Give back each entry exactly as written, apart from the pictures.

——

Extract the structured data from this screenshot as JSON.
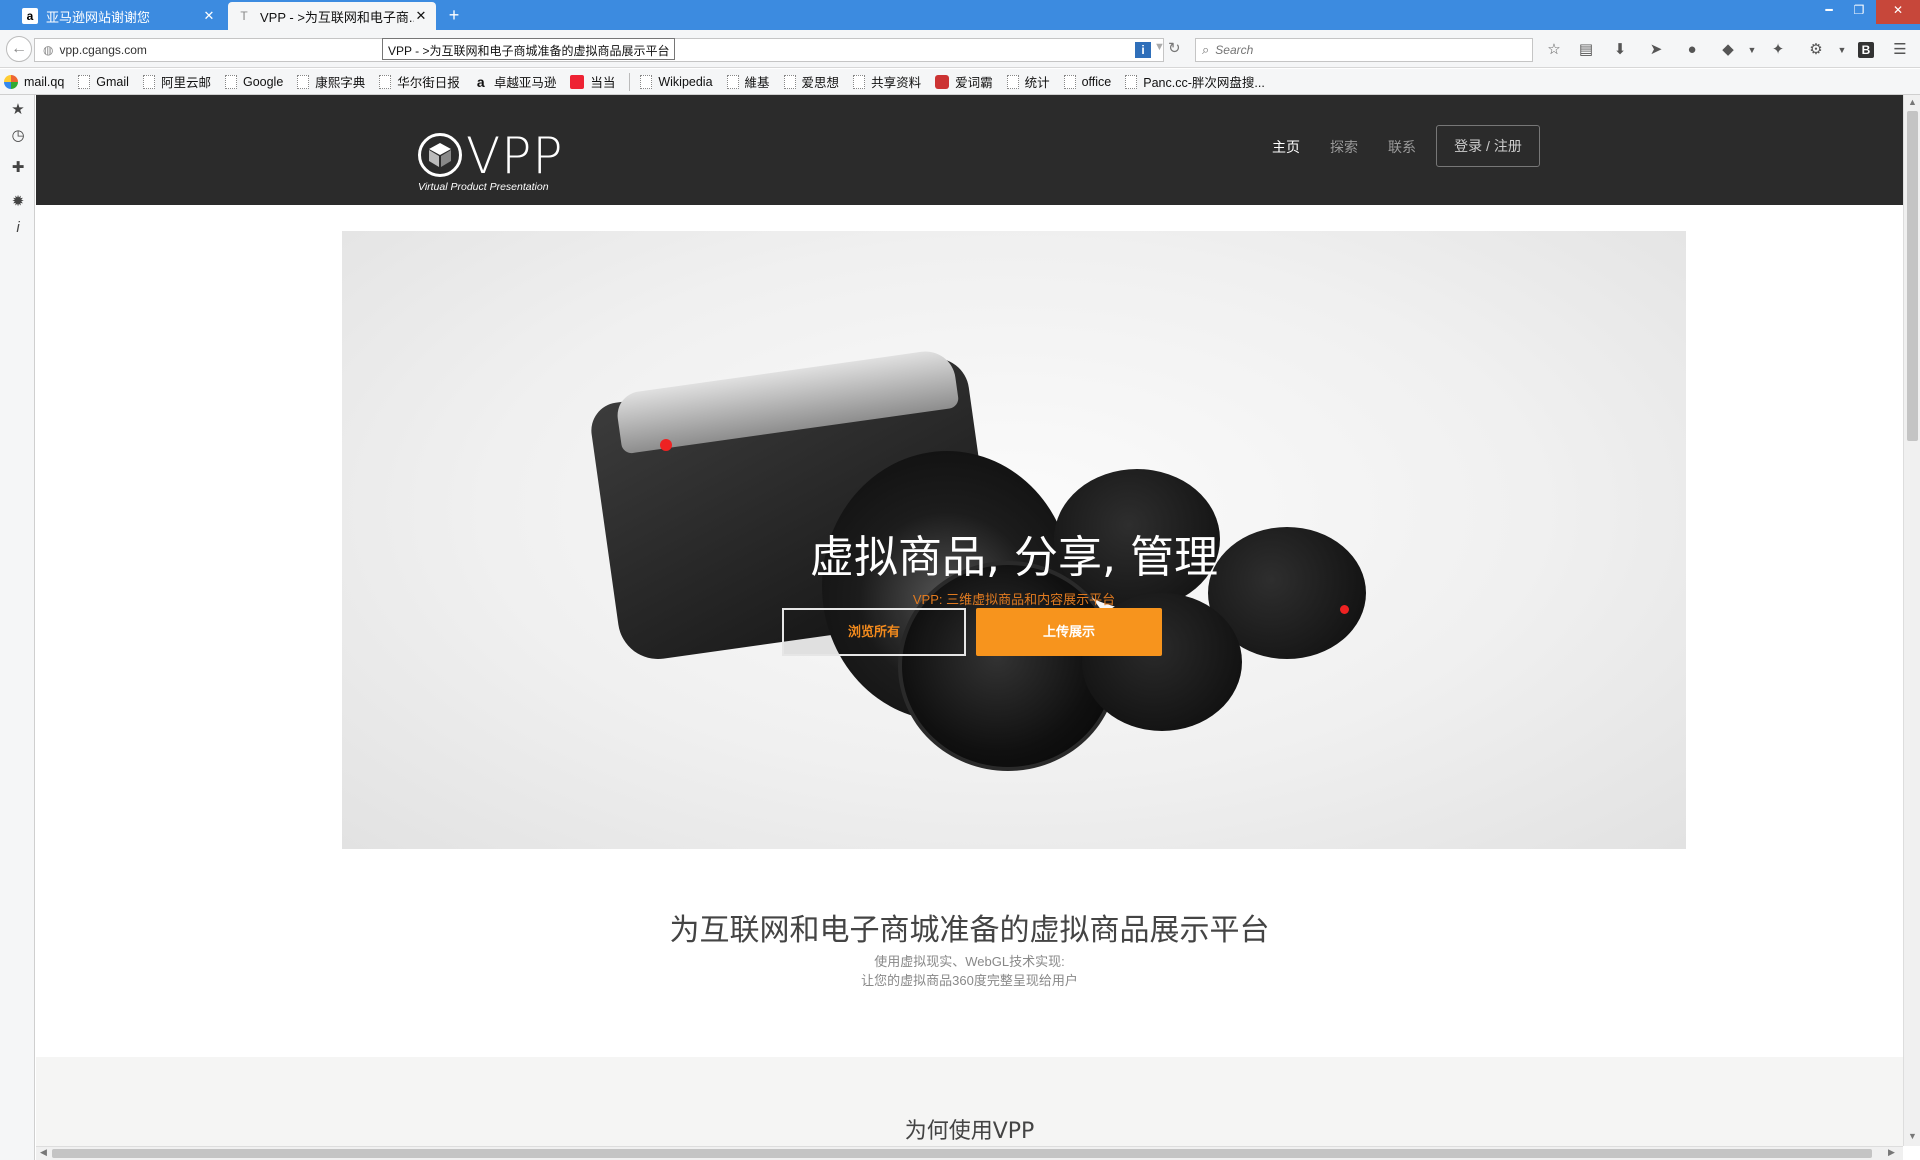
{
  "browser": {
    "tabs": [
      {
        "label": "亚马逊网站谢谢您",
        "favicon": "a"
      },
      {
        "label": "VPP - >为互联网和电子商...",
        "favicon": "T"
      }
    ],
    "new_tab_symbol": "+",
    "url": "vpp.cgangs.com",
    "tooltip": "VPP - >为互联网和电子商城准备的虚拟商品展示平台",
    "search_placeholder": "Search",
    "bookmarks": [
      "mail.qq",
      "Gmail",
      "阿里云邮",
      "Google",
      "康熙字典",
      "华尔街日报",
      "卓越亚马逊",
      "当当",
      "Wikipedia",
      "維基",
      "爱思想",
      "共享资料",
      "爱词霸",
      "统计",
      "office",
      "Panc.cc-胖次网盘搜..."
    ]
  },
  "site": {
    "logo_text": "VPP",
    "logo_sub": "Virtual Product Presentation",
    "nav": [
      "主页",
      "探索",
      "联系"
    ],
    "login": "登录 / 注册"
  },
  "hero": {
    "title": "虚拟商品, 分享, 管理",
    "subtitle": "VPP: 三维虚拟商品和内容展示平台",
    "browse_label": "浏览所有",
    "upload_label": "上传展示"
  },
  "intro": {
    "tagline": "为互联网和电子商城准备的虚拟商品展示平台",
    "line1": "使用虚拟现实、WebGL技术实现:",
    "line2": "让您的虚拟商品360度完整呈现给用户"
  },
  "why": {
    "title": "为何使用VPP"
  },
  "colors": {
    "accent": "#f7941d",
    "header_bg": "#2b2b2b",
    "tab_strip": "#3c8be0"
  }
}
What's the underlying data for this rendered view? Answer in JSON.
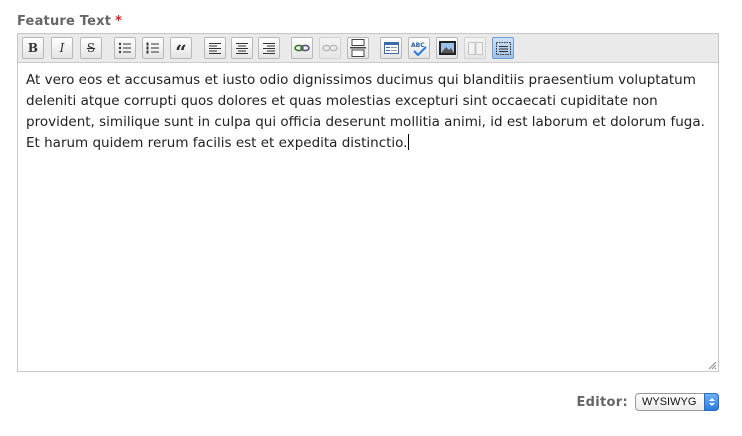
{
  "field": {
    "label": "Feature Text",
    "required_mark": "*"
  },
  "toolbar": {
    "bold": "B",
    "italic": "I",
    "strike": "S",
    "blockquote": "“"
  },
  "content": {
    "text": "At vero eos et accusamus et iusto odio dignissimos ducimus qui blanditiis praesentium voluptatum deleniti atque corrupti quos dolores et quas molestias excepturi sint occaecati cupiditate non provident, similique sunt in culpa qui officia deserunt mollitia animi, id est laborum et dolorum fuga. Et harum quidem rerum facilis est et expedita distinctio."
  },
  "editor_switch": {
    "label": "Editor:",
    "selected": "WYSIWYG"
  },
  "colors": {
    "label": "#666666",
    "required": "#cc2222",
    "toolbar_bg": "#eaeaea",
    "active_button": "#9fc3e8",
    "select_arrow": "#2a7be0"
  }
}
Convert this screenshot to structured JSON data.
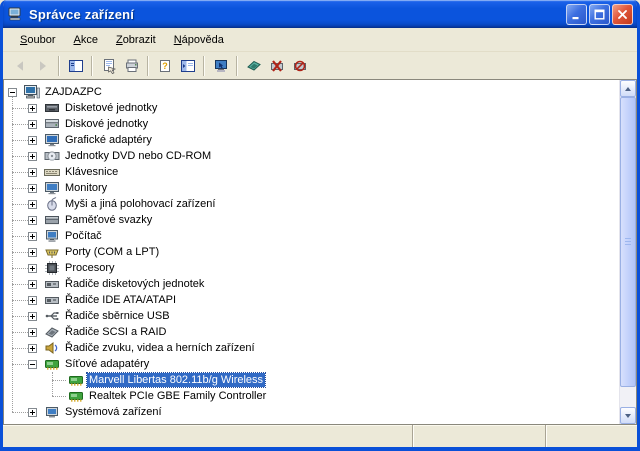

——

• Worked solution
Extract the structured data from this screenshot as JSON.
{
  "browser": {
    "tabs": [
      {
        "label": "亚马逊网站谢谢您",
        "favicon": "a"
      },
      {
        "label": "VPP - >为互联网和电子商...",
        "favicon": "T"
      }
    ],
    "new_tab_symbol": "+",
    "url": "vpp.cgangs.com",
    "tooltip": "VPP - >为互联网和电子商城准备的虚拟商品展示平台",
    "search_placeholder": "Search",
    "bookmarks": [
      "mail.qq",
      "Gmail",
      "阿里云邮",
      "Google",
      "康熙字典",
      "华尔街日报",
      "卓越亚马逊",
      "当当",
      "Wikipedia",
      "維基",
      "爱思想",
      "共享资料",
      "爱词霸",
      "统计",
      "office",
      "Panc.cc-胖次网盘搜..."
    ]
  },
  "site": {
    "logo_text": "VPP",
    "logo_sub": "Virtual Product Presentation",
    "nav": [
      "主页",
      "探索",
      "联系"
    ],
    "login": "登录 / 注册"
  },
  "hero": {
    "title": "虚拟商品, 分享, 管理",
    "subtitle": "VPP: 三维虚拟商品和内容展示平台",
    "browse_label": "浏览所有",
    "upload_label": "上传展示"
  },
  "intro": {
    "tagline": "为互联网和电子商城准备的虚拟商品展示平台",
    "line1": "使用虚拟现实、WebGL技术实现:",
    "line2": "让您的虚拟商品360度完整呈现给用户"
  },
  "why": {
    "title": "为何使用VPP"
  },
  "colors": {
    "accent": "#f7941d",
    "header_bg": "#2b2b2b",
    "tab_strip": "#3c8be0"
  }
}
What's the underlying data for this rendered view? Answer in JSON.
{
  "field": {
    "label": "Feature Text",
    "required_mark": "*"
  },
  "toolbar": {
    "bold": "B",
    "italic": "I",
    "strike": "S",
    "blockquote": "“"
  },
  "content": {
    "text": "At vero eos et accusamus et iusto odio dignissimos ducimus qui blanditiis praesentium voluptatum deleniti atque corrupti quos dolores et quas molestias excepturi sint occaecati cupiditate non provident, similique sunt in culpa qui officia deserunt mollitia animi, id est laborum et dolorum fuga. Et harum quidem rerum facilis est et expedita distinctio."
  },
  "editor_switch": {
    "label": "Editor:",
    "selected": "WYSIWYG"
  },
  "colors": {
    "label": "#666666",
    "required": "#cc2222",
    "toolbar_bg": "#eaeaea",
    "active_button": "#9fc3e8",
    "select_arrow": "#2a7be0"
  }
}
Convert this screenshot to structured JSON data.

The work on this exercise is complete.